Single-family residents and apartments of five or fewer units are subject to fines of $50 to $500, depending on the number of violations. Multifamily buildings of six or more units pay $100 to $500. Commercial violators pay $1,000 to $5,000.
The city recently turned its attention to the residential sector and is in the midst of an educational outreach push before moving forward with recycling enforcement.
“It’s early to say if there has been impact on the residential side, but we see improved compliance on the commercial side. I think people react to [enforcement]. They see this is serious.
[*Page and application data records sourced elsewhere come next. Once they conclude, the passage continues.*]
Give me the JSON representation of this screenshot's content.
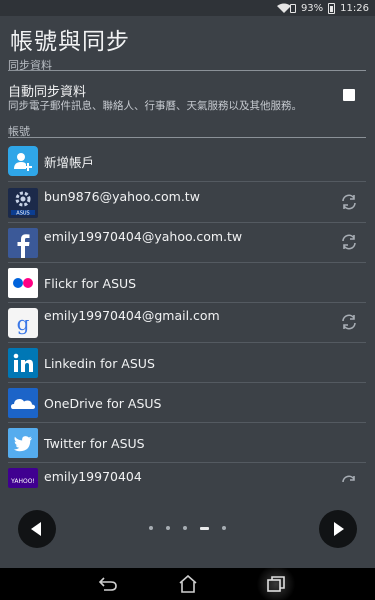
{
  "status": {
    "battery": "93%",
    "time": "11:26"
  },
  "page": {
    "title": "帳號與同步"
  },
  "sections": {
    "sync": "同步資料",
    "accounts": "帳號"
  },
  "sync_setting": {
    "title": "自動同步資料",
    "description": "同步電子郵件訊息、聯絡人、行事曆、天氣服務以及其他服務。",
    "checked": false
  },
  "accounts": [
    {
      "label": "新增帳戶",
      "icon": "add-account-icon",
      "sync": false
    },
    {
      "label": "bun9876@yahoo.com.tw",
      "icon": "asus-settings-icon",
      "sync": true
    },
    {
      "label": "emily19970404@yahoo.com.tw",
      "icon": "facebook-icon",
      "sync": true
    },
    {
      "label": "Flickr for ASUS",
      "icon": "flickr-icon",
      "sync": false
    },
    {
      "label": "emily19970404@gmail.com",
      "icon": "google-icon",
      "sync": true
    },
    {
      "label": "Linkedin for ASUS",
      "icon": "linkedin-icon",
      "sync": false
    },
    {
      "label": "OneDrive for ASUS",
      "icon": "onedrive-icon",
      "sync": false
    },
    {
      "label": "Twitter for ASUS",
      "icon": "twitter-icon",
      "sync": false
    },
    {
      "label": "emily19970404",
      "icon": "yahoo-icon",
      "sync": true
    }
  ],
  "yahoo_logo_text": "YAHOO!",
  "pager": {
    "pages": 5,
    "current": 4
  },
  "colors": {
    "background": "#3c4147",
    "facebook": "#3b5998",
    "linkedin": "#0077b5",
    "twitter": "#55acee",
    "onedrive": "#1c64c8",
    "yahoo": "#400090"
  }
}
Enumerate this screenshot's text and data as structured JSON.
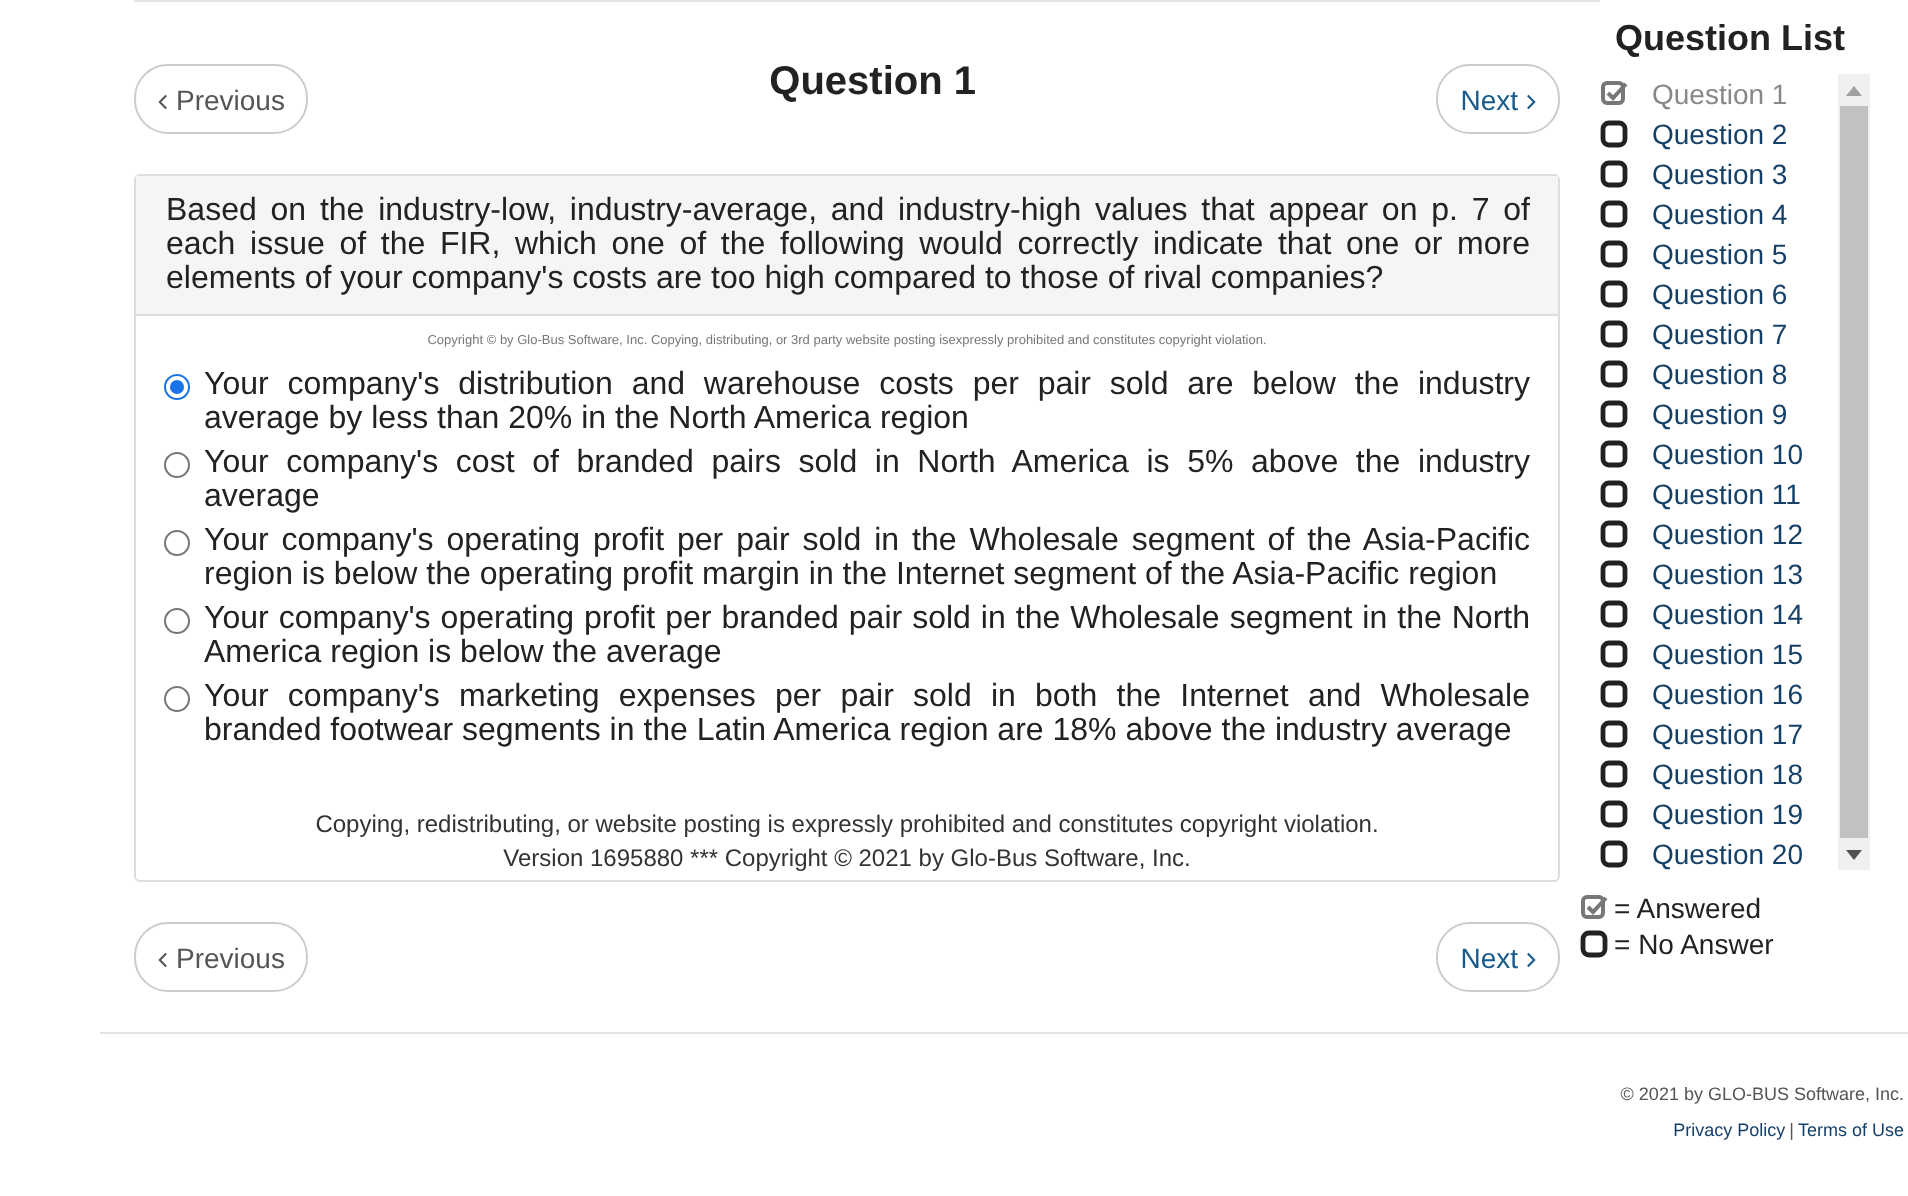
{
  "title": "Question 1",
  "nav_top": {
    "previous": "Previous",
    "next": "Next"
  },
  "question": {
    "text": "Based on the industry-low, industry-average, and industry-high values that appear on p. 7 of each issue of the FIR, which one of the following would correctly indicate that one or more elements of your company's costs are too high compared to those of rival companies?",
    "notice": "Copyright © by Glo-Bus Software, Inc. Copying, distributing, or 3rd party website posting isexpressly prohibited and constitutes copyright violation.",
    "options": [
      {
        "text": "Your company's distribution and warehouse costs per pair sold are below the industry average by less than 20% in the North America region",
        "selected": true
      },
      {
        "text": "Your company's cost of branded pairs sold in North America is 5% above the industry average",
        "selected": false
      },
      {
        "text": "Your company's operating profit per pair sold in the Wholesale segment of the Asia-Pacific region is below the operating profit margin in the Internet segment of the Asia-Pacific region",
        "selected": false
      },
      {
        "text": "Your company's operating profit per branded pair sold in the Wholesale segment in the North America region is below the average",
        "selected": false
      },
      {
        "text": "Your company's marketing expenses per pair sold in both the Internet and Wholesale branded footwear segments in the Latin America region are 18% above the industry average",
        "selected": false
      }
    ],
    "footer": [
      "Copying, redistributing, or website posting is expressly prohibited and constitutes copyright violation.",
      "Version 1695880 *** Copyright © 2021 by Glo-Bus Software, Inc."
    ]
  },
  "nav_bottom": {
    "previous": "Previous",
    "next": "Next"
  },
  "question_list": {
    "title": "Question List",
    "items": [
      {
        "label": "Question 1",
        "answered": true
      },
      {
        "label": "Question 2",
        "answered": false
      },
      {
        "label": "Question 3",
        "answered": false
      },
      {
        "label": "Question 4",
        "answered": false
      },
      {
        "label": "Question 5",
        "answered": false
      },
      {
        "label": "Question 6",
        "answered": false
      },
      {
        "label": "Question 7",
        "answered": false
      },
      {
        "label": "Question 8",
        "answered": false
      },
      {
        "label": "Question 9",
        "answered": false
      },
      {
        "label": "Question 10",
        "answered": false
      },
      {
        "label": "Question 11",
        "answered": false
      },
      {
        "label": "Question 12",
        "answered": false
      },
      {
        "label": "Question 13",
        "answered": false
      },
      {
        "label": "Question 14",
        "answered": false
      },
      {
        "label": "Question 15",
        "answered": false
      },
      {
        "label": "Question 16",
        "answered": false
      },
      {
        "label": "Question 17",
        "answered": false
      },
      {
        "label": "Question 18",
        "answered": false
      },
      {
        "label": "Question 19",
        "answered": false
      },
      {
        "label": "Question 20",
        "answered": false
      }
    ],
    "legend": [
      {
        "label": "= Answered",
        "answered": true
      },
      {
        "label": "= No Answer",
        "answered": false
      }
    ]
  },
  "page_footer": {
    "copyright": "© 2021 by GLO-BUS Software, Inc.",
    "links": [
      "Privacy Policy",
      "Terms of Use"
    ],
    "separator": "|"
  }
}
But it’s fines, clear language and proper outreach together that seem to drive change,” says Bradley.
San Francisco County’s and City’s Mandatory Composting and Recycling Ordinance allows for fines to be issued to any person or entity that does not sort properly. It also allows for fines to businesses that do not provide composting and recycling services.
Financial penalties have been imposed only on businesses and multifamily accounts, as these are the largest generators and where San Francisco believes it can have greatest impact.
“With larger waste generators, we begin with tags and letters. If this does not result in compliance, we escalate enforcement to a point of financial consequences,” says Jack Macy, commercial zero waste senior coordinator for San Francisco’s Department of Environment.
But rather than leverage fines, a rate mechanism is used whereby businesses get a diversion discount on compost and recyclables, which is revoked for noncompliance. They also incurred contamination charges for putting recyclables or compost in trash bins.
“For most multifamily and commercial accounts, the extra charges have a bigger financial impact than fines, which is one reason we use this rate mechanism. It has been very helpful in increasing compliance. Though most respond after tagging or a warning letter,” says Macy.
For single-family accounts, measures to try and achieve compliance have been isolated to tags informing of improper sorting, followed by warning letters for ongoing violations.
“While we have not imposed financial consequences on smaller generators, we are reserving the ability to do so. But we haven’t needed to as of yet, as the tags and letters have been effective,” says Macy.
Westchester County rolled out changes slowly. The first step was an educational campaign on how to recycle and inform everyone that enforcement was coming.
Initially, the county only issued warning letters or left “Oops” stickers for improper recycling. The fines came later to provide an interim to allow waste generators to come into compliance.
People overall have been accepting, says Vetrone, commenting that key to gaining cooperation is explaining why it is important to recycle correctly, and in the event an action is taken, explaining why this was done.
“The enforcement program has helped the county achieve one of New York state’s highest recycling rates. And it has generated millions of dollars in revenue due to capture of more and cleaner materials,” he says.